Excerpts from a dataset
---------------
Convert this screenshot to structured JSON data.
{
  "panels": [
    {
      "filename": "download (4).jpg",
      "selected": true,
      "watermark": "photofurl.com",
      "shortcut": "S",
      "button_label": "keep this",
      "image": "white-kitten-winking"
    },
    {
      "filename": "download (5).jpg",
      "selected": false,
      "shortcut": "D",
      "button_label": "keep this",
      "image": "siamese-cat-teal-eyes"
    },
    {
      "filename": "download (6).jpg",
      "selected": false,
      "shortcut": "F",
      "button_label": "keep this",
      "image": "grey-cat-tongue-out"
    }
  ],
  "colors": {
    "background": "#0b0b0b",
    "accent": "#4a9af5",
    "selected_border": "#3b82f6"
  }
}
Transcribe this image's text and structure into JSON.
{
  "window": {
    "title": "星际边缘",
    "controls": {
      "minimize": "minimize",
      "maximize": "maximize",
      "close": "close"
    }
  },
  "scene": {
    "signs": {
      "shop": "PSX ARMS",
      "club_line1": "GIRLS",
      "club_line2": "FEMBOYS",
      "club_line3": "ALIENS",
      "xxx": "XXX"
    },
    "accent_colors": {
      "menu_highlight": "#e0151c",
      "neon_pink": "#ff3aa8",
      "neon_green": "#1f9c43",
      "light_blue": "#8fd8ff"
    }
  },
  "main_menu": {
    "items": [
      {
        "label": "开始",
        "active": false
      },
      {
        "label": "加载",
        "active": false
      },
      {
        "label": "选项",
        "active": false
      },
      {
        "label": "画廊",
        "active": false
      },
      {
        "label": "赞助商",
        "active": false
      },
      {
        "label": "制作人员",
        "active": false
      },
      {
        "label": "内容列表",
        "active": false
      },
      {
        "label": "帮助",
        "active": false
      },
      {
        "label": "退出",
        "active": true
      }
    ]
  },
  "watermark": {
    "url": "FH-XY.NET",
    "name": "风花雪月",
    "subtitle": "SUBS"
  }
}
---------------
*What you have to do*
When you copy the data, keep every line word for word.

*Response*
Convert this screenshot to structured JSON data.
{
  "panels": [
    {
      "filename": "download (4).jpg",
      "selected": true,
      "watermark": "photofurl.com",
      "shortcut": "S",
      "button_label": "keep this",
      "image": "white-kitten-winking"
    },
    {
      "filename": "download (5).jpg",
      "selected": false,
      "shortcut": "D",
      "button_label": "keep this",
      "image": "siamese-cat-teal-eyes"
    },
    {
      "filename": "download (6).jpg",
      "selected": false,
      "shortcut": "F",
      "button_label": "keep this",
      "image": "grey-cat-tongue-out"
    }
  ],
  "colors": {
    "background": "#0b0b0b",
    "accent": "#4a9af5",
    "selected_border": "#3b82f6"
  }
}
Transcribe this image's text and structure into JSON.
{
  "window": {
    "title": "星际边缘",
    "controls": {
      "minimize": "minimize",
      "maximize": "maximize",
      "close": "close"
    }
  },
  "scene": {
    "signs": {
      "shop": "PSX ARMS",
      "club_line1": "GIRLS",
      "club_line2": "FEMBOYS",
      "club_line3": "ALIENS",
      "xxx": "XXX"
    },
    "accent_colors": {
      "menu_highlight": "#e0151c",
      "neon_pink": "#ff3aa8",
      "neon_green": "#1f9c43",
      "light_blue": "#8fd8ff"
    }
  },
  "main_menu": {
    "items": [
      {
        "label": "开始",
        "active": false
      },
      {
        "label": "加载",
        "active": false
      },
      {
        "label": "选项",
        "active": false
      },
      {
        "label": "画廊",
        "active": false
      },
      {
        "label": "赞助商",
        "active": false
      },
      {
        "label": "制作人员",
        "active": false
      },
      {
        "label": "内容列表",
        "active": false
      },
      {
        "label": "帮助",
        "active": false
      },
      {
        "label": "退出",
        "active": true
      }
    ]
  },
  "watermark": {
    "url": "FH-XY.NET",
    "name": "风花雪月",
    "subtitle": "SUBS"
  }
}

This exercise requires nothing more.